Include the ability to add, edit, and delete tasks.

Be specific when correcting issues

Issues will happen, sometimes builds will fail and the app that was generated will not look exactly as you wanted it. Effective prompting can help you get back on track. Again, it's important to be specific.

Generic prompt

Avoid generic and very broad prompts

Nothing works, fix it!

Instead, be more specific.

More detailed prompt

Make your prompts more detailed and specific

Now the screen has gone blank and previously I was able to make edits. 
Can you check what happened?

Using Dev console for reporting bugs

If you are more technical and an issue has happened, then pasting an error logged in the browser's Console can be very helpful.
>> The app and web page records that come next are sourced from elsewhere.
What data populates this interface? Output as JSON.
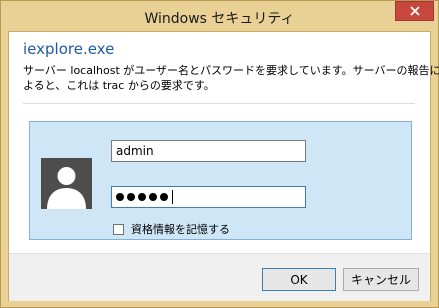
{
  "window": {
    "title": "Windows セキュリティ",
    "close_icon": "close-icon"
  },
  "dialog": {
    "app_name": "iexplore.exe",
    "message_line1": "サーバー localhost がユーザー名とパスワードを要求しています。サーバーの報告に",
    "message_line2": "よると、これは trac からの要求です。"
  },
  "credentials": {
    "avatar_icon": "user-avatar-icon",
    "username_value": "admin",
    "password_masked_length": 5,
    "remember_label": "資格情報を記憶する",
    "remember_checked": false
  },
  "buttons": {
    "ok_label": "OK",
    "cancel_label": "キャンセル"
  },
  "colors": {
    "frame": "#e9d196",
    "close_button": "#c7463d",
    "app_name": "#1e5aa8",
    "panel": "#cfe6f6",
    "panel_border": "#7fb2dc"
  }
}
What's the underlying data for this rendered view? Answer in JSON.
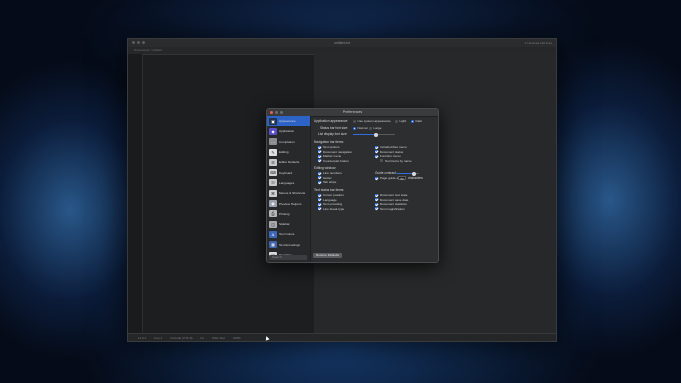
{
  "editor": {
    "title": "untitled.txt",
    "title_right": "1 Unsaved 100 lines",
    "path": "Documents / Untitled",
    "status": [
      "L1  C1",
      "Line 1",
      "Unicode (UTF-8)",
      "LF",
      "Plain Text",
      "100%"
    ]
  },
  "prefs": {
    "title": "Preferences",
    "sidebar": [
      {
        "label": "Appearance",
        "icon": "appearance-icon",
        "active": true
      },
      {
        "label": "Application",
        "icon": "application-icon"
      },
      {
        "label": "Completion",
        "icon": "completion-icon"
      },
      {
        "label": "Editing",
        "icon": "editing-icon"
      },
      {
        "label": "Editor Defaults",
        "icon": "editor-defaults-icon"
      },
      {
        "label": "Keyboard",
        "icon": "keyboard-icon"
      },
      {
        "label": "Languages",
        "icon": "languages-icon"
      },
      {
        "label": "Menus & Shortcuts",
        "icon": "menus-icon"
      },
      {
        "label": "Preview Helpers",
        "icon": "preview-icon"
      },
      {
        "label": "Printing",
        "icon": "printing-icon"
      },
      {
        "label": "Sidebar",
        "icon": "sidebar-icon"
      },
      {
        "label": "Text Colors",
        "icon": "text-colors-icon"
      },
      {
        "label": "Text Encodings",
        "icon": "text-encodings-icon"
      },
      {
        "label": "Text Files",
        "icon": "text-files-icon"
      }
    ],
    "search_placeholder": "Search",
    "appearance_label": "Application appearance:",
    "appearance_options": [
      "Use system appearance",
      "Light",
      "Dark"
    ],
    "status_bar_size_label": "Status bar font size:",
    "status_bar_size_options": [
      "Normal",
      "Large"
    ],
    "list_font_size_label": "List display font size:",
    "list_font_size_value": 0.55,
    "nav_section": "Navigation bar items:",
    "nav_left": [
      "Text options",
      "Document navigation",
      "Marker menu",
      "Counterpart button"
    ],
    "nav_right": [
      "Included files menu",
      "Document status",
      "Function menu"
    ],
    "nav_sort": "Sort items by name",
    "editing_section": "Editing window:",
    "editing_items": [
      "Line numbers",
      "Gutter",
      "Tab strips"
    ],
    "guide_contrast_label": "Guide contrast:",
    "guide_contrast_value": 0.75,
    "page_guide_label": "Page guide at",
    "page_guide_value": "80",
    "page_guide_unit": "characters",
    "status_section": "Text status bar items:",
    "status_left": [
      "Cursor position",
      "Language",
      "Text encoding",
      "Line break type"
    ],
    "status_right": [
      "Document text state",
      "Document save date",
      "Document statistics",
      "Text magnification"
    ],
    "restore_label": "Restore Defaults"
  },
  "colors": {
    "accent": "#2f6fe0",
    "selection": "#2d62c7",
    "close": "#ec5f57",
    "minimize": "#f4bd4f",
    "zoom": "#5fc653"
  }
}
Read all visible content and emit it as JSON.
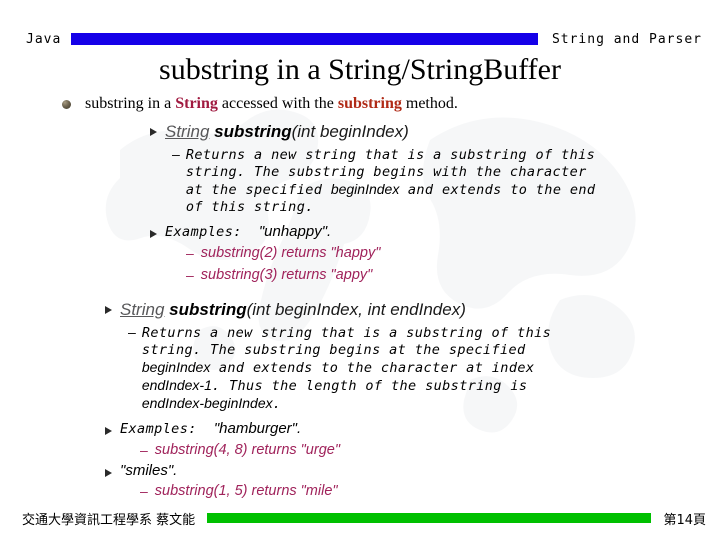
{
  "header": {
    "left_label": "Java",
    "right_label": "String and Parser",
    "bar_color": "#1500e8"
  },
  "title": "substring in a String/StringBuffer",
  "content": {
    "intro": {
      "pre": "substring in a ",
      "class_name": "String",
      "mid": " accessed with the ",
      "method_name": "substring",
      "post": " method."
    },
    "methods": [
      {
        "return_type": "String",
        "name": "substring",
        "args": "(int beginIndex)",
        "description_lines": [
          "Returns a new string that is a substring of this",
          "string. The substring begins with the character",
          "at the specified beginIndex and extends to the end",
          "of this string."
        ],
        "description_param": "beginIndex",
        "examples_label": "Examples:",
        "examples_value": "\"unhappy\".",
        "example_items": [
          "substring(2) returns \"happy\"",
          "substring(3) returns  \"appy\""
        ]
      },
      {
        "return_type": "String",
        "name": "substring",
        "args": "(int beginIndex, int endIndex)",
        "description_lines": [
          "Returns a new string that is a substring of this",
          "string. The substring begins at the specified",
          "beginIndex and extends to the character at index",
          "endIndex-1. Thus the length of the substring is",
          "endIndex-beginIndex."
        ],
        "examples_label": "Examples:",
        "examples_value": "\"hamburger\".",
        "example_items": [
          "substring(4, 8) returns \"urge\""
        ],
        "second_value": "\"smiles\".",
        "second_example_items": [
          "substring(1, 5) returns \"mile\""
        ]
      }
    ]
  },
  "footer": {
    "left_text": "交通大學資訊工程學系 蔡文能",
    "page_label": "第14頁",
    "bar_color": "#00c000"
  },
  "colors": {
    "class_red": "#a01a40",
    "method_red": "#b02a16",
    "example_red": "#a0235b",
    "signature_gray": "#58585a"
  }
}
Typically, you'll open the Dev tools and navigate to Console. If there are any errors or notifications visible, you can copy and paste them as a prompt.

Using Dev tools and console logs

My app is not working anymore and the screen is blank.
Here's the copy/paste from Dev tools console, can you fix the issue?

Error occurred:  
TypeError: Q9() is undefined  at 
: 435 : 39117 index-DWQbrtrQQj.js:435:35112

Unstucking the agent

Issues happen, and sometimes the agent might get stuck. This typically looks like it has become unresponsive and no changes are reflected in the UI or the chat.

While we are working hard to minimize these situations, we also understand that they can occur from time to time.

One useful strategy to help you get your agent "unstuck" is to prompt it using some of the following prompts.

Unstucking the agent with prompts

Here are several prompts we found to be useful in these cases. Keep in mind that sometimes the issue might persist even after you've used these prompts. In that case, you can wait a little bit longer and then try again.

The agent seems stuck. Can you try again?
Try again.
What's the current status? You seem stuck.
What's happening currently?